So that is how my first poem for Poems While You Wait came to be written, on a borrowed typewriter. It was about Saoirse, who is a cat. All I had to go on was the name, and a photo of her from the lockscreen of her owner’s phone, which showed Saoirse contorted in a super cute stretch on the floor. Here is what I came up with:
In the spur of the moment I decided to replace my last name with my middle name. Not sure I’ll keep doing that—feels like too much of an affectation.
Given that I hadn’t so much as touched a typewriter in who knows how long, I am pretty proud that there are not even more typos. The lack of capital letters is a product of my not knowing how to make them. Someone attempted to show me how but, when it didn’t work the first time, I immediately gave up; when you only have ten minutes to write a poem about someone’s treasured pet, which they will read while sitting in the same room as you, you kind of want to banish all distractions. Plus I liked the lowercase vibe.
I unrolled the finished poem, hand-delivered it to Saoirse’s owner, and then ran away.
At the end of the evening, I collected my portion of the tip jar, which was $1. I’ve had a poem published before, but this might have been the first time I actually got paid in hard cash for writing one.
And maybe it won’t be the last!
¹ Kathleen’s piece at Poetry Foundation provides a wonderful feel for what the experience is like.
The goal is to find places where people are not anticipating an encounter with poetry, but where they are engaged in an activity that they identify as expressing their values, and where those values are congruent with the ones you associate with poetry: a desire to learn, to be entertained, to make distinctions in terms of taste and experience, and to communicate.
² I first published that poem, “Pesach Morning,” way back in Issue #5 of this newsletter, with very little ceremony.
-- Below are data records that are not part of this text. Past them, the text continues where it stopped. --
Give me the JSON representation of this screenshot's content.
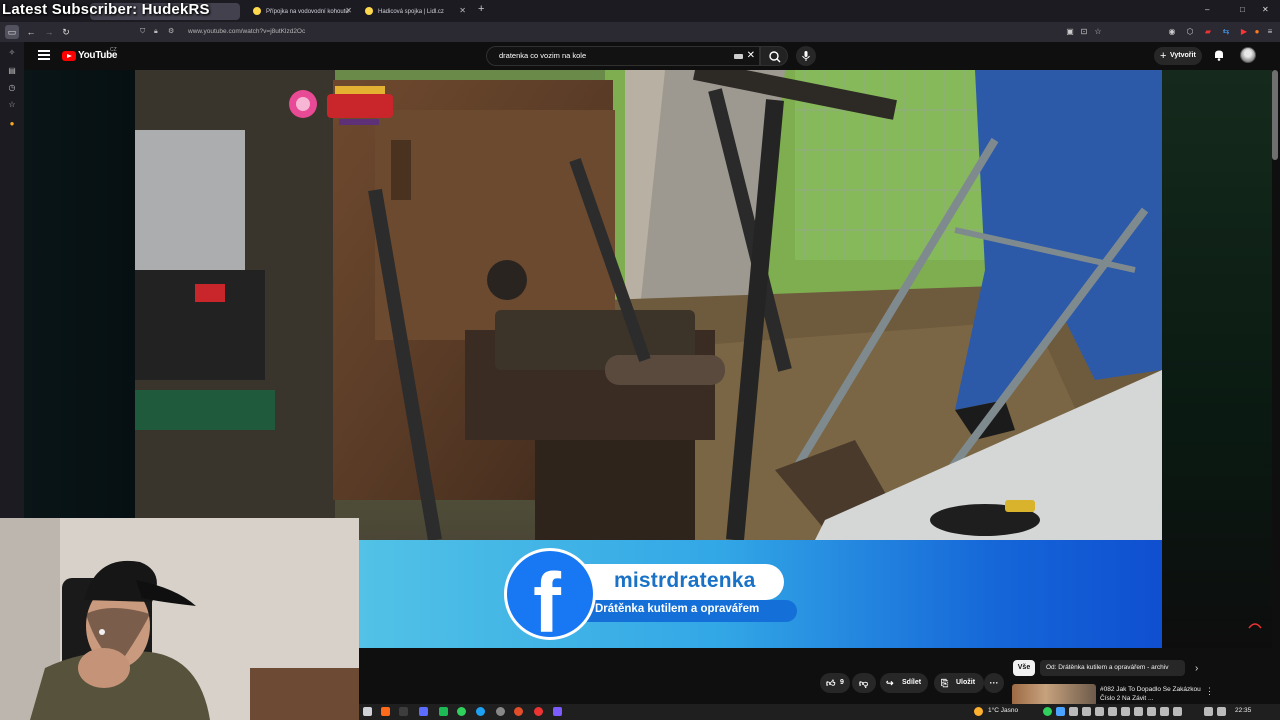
{
  "overlay": {
    "title": "Latest Subscriber: HudekRS"
  },
  "browser": {
    "tabs": [
      {
        "label": "Přípojka na vodovodní kohoutu"
      },
      {
        "label": "Hadicová spojka | Lidl.cz"
      }
    ],
    "new_tab": "+",
    "url": "www.youtube.com/watch?v=j8utKlzd2Oc",
    "window_controls": {
      "minimize": "–",
      "maximize": "□",
      "close": "✕"
    }
  },
  "youtube": {
    "logo_text": "YouTube",
    "logo_region": "CZ",
    "search_value": "dratenka co vozim na kole",
    "create_label": "Vytvořit"
  },
  "video": {
    "banner": {
      "name": "mistrdratenka",
      "subtitle": "Drátěnka kutilem a opravářem",
      "fb_letter": "f"
    }
  },
  "actions": {
    "like_count": "9",
    "share_label": "Sdílet",
    "save_label": "Uložit",
    "more": "···"
  },
  "related": {
    "chips": [
      "Vše",
      "Od: Drátěnka kutilem a opravářem - archiv"
    ],
    "next_chevron": "›",
    "item_title": "#082 Jak To Dopadlo Se Zakázkou Číslo 2 Na Závit ...",
    "item_more": "⋮"
  },
  "taskbar": {
    "weather": "1°C  Jasno",
    "time": "22:35"
  }
}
What can I say, I like understatement. I do really love this poem, though.
If you prefer to listen, I’ve uploaded my spoken word version.
³ Kathleen Rooney is the author of, among other books, Cher Ami and Major Whittlesey, a World War I saga in which a soldier and a messenger pigeon twist fates. Cher Ami was a real bird, about whom we had recently learned in a children’s book about heroic animals. In another bit of synchronicity, one of the poems I submitted was about a flock of pigeons⁴.
⁴ The pigeon angle goes deeper! Just a week earlier, I had been walking through the park when I spotted, amongst the riff-raff that is usually to be found pecking through the grass, a dapper-looking avian towering above the others at twice their size. It had a ring of darkly-colored ruffled feathers protruding straight out from its neck, like the collar of a cape, and a head of pure white. “The King of the Pigeons,” I exclaimed (to some random passers-by).
Turns out I was not far off: this was a Grand Hungarian House Pigeon, probably purchased as a show pigeon (no comment) and later abandoned. They’ve since recaptured it—the survival odds in the “wild” were judged to be poor—and plan to put it up for adoption.
So if you or anyone you know desires a royal flying pet…